Members of Harvard’s Jewish and Muslim communities broke fasts together Saturday night to celebrate two of the holiest holidays in each religion and to highlight the commonalities between the two faiths.

Saturday was the Jewish holiday Yom Kippur, also known as the Day of Atonement, and Muslims are observing Ramadan, a month which focuses on charity and religious piety. Both holidays require followers to fast until sundown.

Batool Z. Ali ’10, the treasurer of the Harvard Islamic Society, said that organizers hoped the event would provide an opportunity to meet and befriend people of the other faith.

“We wanted to emphasize what is so similar about our faiths, as a bridge for interfaith understanding,” said Islamic Society Vice President Hasan K. Siddiqi ’08.

The break fast occurred at 7:30 p.m., after members of both faiths completed their prayer services. After dinner, Muslim students held another set of prayers and invited Jewish students to observe, Siddiqi said. Students of other faiths were also welcomed at the event.

Neil C. Murthy ’08, a Catholic student and the chair of community service for the Interfaith Council, said he appreciated the meal both because many of his blockmates are Muslim and because of the good food.

Benjamin K. Glaser ’09 joked that he too came to the event because he was “disappointed by the food at other break fasts.”

He added that he thought the event was important because of the “spirit of intercultural understanding” it promoted.

In a speech before the dinner, Islamic Society President Shaheer A. Rizvi ’08 encouraged those in attendance to make at least one lasting friendship during the evening—to “leave the politics aside and make a personal connection” that would facilitate difficult discussions in the future.

Indeed, at every table, members of both faiths sat together to enjoy their meal and create these relationships.

“I came this year because of the war... there’s so much hatred in the Middle East,” said Mia P. Walker ’10. “If we can unite here, there’s hope.”

Rizvi estimated that 150 to 200 people—including undergraduates, graduate students, professors, and family members—came to the meal, which was co-sponsored by the Islamic Society, Harvard Hillel, and the Harvard Interfaith Council.
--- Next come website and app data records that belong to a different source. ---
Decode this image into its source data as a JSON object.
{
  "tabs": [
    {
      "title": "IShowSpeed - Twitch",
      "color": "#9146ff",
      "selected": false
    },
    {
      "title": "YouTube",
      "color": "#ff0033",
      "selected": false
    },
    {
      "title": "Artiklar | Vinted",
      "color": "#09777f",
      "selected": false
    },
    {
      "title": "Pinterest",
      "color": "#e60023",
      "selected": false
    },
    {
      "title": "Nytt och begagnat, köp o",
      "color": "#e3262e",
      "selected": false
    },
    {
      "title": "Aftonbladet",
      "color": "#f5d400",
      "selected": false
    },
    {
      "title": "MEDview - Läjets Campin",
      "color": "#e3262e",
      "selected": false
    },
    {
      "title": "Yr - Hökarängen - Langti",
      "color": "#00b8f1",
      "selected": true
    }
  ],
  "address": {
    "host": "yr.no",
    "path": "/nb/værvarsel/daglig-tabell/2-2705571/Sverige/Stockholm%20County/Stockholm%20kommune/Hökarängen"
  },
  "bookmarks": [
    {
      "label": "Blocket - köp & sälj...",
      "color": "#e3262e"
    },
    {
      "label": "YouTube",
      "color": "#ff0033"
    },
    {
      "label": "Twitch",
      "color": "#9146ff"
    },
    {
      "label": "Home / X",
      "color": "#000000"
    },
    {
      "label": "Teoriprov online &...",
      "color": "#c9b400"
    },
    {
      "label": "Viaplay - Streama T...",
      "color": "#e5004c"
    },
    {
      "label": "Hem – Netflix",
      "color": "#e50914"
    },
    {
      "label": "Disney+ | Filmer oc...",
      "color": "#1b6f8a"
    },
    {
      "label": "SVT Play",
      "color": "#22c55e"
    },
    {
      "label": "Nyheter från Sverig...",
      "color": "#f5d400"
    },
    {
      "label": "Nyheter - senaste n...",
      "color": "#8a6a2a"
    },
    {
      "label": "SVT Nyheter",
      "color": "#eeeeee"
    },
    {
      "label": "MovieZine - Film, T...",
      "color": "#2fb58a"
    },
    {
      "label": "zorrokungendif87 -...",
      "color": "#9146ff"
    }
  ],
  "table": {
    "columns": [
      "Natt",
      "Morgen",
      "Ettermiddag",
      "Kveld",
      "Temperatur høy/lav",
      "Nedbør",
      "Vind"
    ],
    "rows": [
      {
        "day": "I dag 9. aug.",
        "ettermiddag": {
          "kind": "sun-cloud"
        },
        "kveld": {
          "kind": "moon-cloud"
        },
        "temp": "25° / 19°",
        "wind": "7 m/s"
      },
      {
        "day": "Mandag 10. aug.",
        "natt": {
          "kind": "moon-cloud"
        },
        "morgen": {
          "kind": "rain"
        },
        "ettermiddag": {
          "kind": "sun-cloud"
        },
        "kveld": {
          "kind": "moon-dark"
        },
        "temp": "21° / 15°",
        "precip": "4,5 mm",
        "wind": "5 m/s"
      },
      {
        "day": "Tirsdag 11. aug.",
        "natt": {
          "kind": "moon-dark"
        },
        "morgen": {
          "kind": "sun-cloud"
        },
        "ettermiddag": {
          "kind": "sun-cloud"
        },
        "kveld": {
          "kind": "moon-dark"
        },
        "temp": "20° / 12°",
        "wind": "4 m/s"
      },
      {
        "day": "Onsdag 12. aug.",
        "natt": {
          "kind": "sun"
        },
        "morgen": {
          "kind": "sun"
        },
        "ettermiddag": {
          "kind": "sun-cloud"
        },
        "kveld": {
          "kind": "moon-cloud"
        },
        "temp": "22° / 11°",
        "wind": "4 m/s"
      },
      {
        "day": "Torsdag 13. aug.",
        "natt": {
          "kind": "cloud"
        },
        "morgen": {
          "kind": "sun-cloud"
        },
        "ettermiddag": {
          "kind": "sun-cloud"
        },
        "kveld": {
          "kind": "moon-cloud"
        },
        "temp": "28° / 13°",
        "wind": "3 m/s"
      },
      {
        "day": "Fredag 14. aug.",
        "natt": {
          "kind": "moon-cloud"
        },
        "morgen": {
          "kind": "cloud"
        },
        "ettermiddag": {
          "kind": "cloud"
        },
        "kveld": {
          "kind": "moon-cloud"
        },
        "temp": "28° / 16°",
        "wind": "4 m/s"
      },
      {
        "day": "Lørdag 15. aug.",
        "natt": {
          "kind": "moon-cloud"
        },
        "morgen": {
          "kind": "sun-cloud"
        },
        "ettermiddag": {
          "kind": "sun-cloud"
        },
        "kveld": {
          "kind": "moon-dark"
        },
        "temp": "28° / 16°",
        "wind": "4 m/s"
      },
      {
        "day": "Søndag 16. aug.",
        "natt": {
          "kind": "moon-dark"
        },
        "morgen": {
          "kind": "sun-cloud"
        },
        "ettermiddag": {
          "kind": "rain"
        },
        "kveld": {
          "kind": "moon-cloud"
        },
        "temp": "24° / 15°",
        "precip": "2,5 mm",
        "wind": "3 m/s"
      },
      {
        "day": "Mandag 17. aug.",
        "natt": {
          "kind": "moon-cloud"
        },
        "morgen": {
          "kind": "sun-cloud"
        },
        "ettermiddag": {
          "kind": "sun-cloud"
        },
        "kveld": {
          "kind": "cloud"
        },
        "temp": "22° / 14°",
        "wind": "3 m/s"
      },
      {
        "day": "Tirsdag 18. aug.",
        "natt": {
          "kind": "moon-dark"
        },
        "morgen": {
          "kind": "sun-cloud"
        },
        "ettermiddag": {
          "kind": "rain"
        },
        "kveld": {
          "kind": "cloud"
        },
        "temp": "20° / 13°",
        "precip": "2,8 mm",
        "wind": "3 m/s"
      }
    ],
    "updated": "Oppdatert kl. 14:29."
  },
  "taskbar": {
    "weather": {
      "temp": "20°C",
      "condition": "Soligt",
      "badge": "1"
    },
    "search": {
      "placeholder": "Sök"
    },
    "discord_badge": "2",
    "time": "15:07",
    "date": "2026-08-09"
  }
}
Siddiqi said this was the third consecutive year for the event, though students had attended similar services off and on in the past.

— Staff writer Aditi Balakrishna can be reached at balakris@fas.harvard.edu.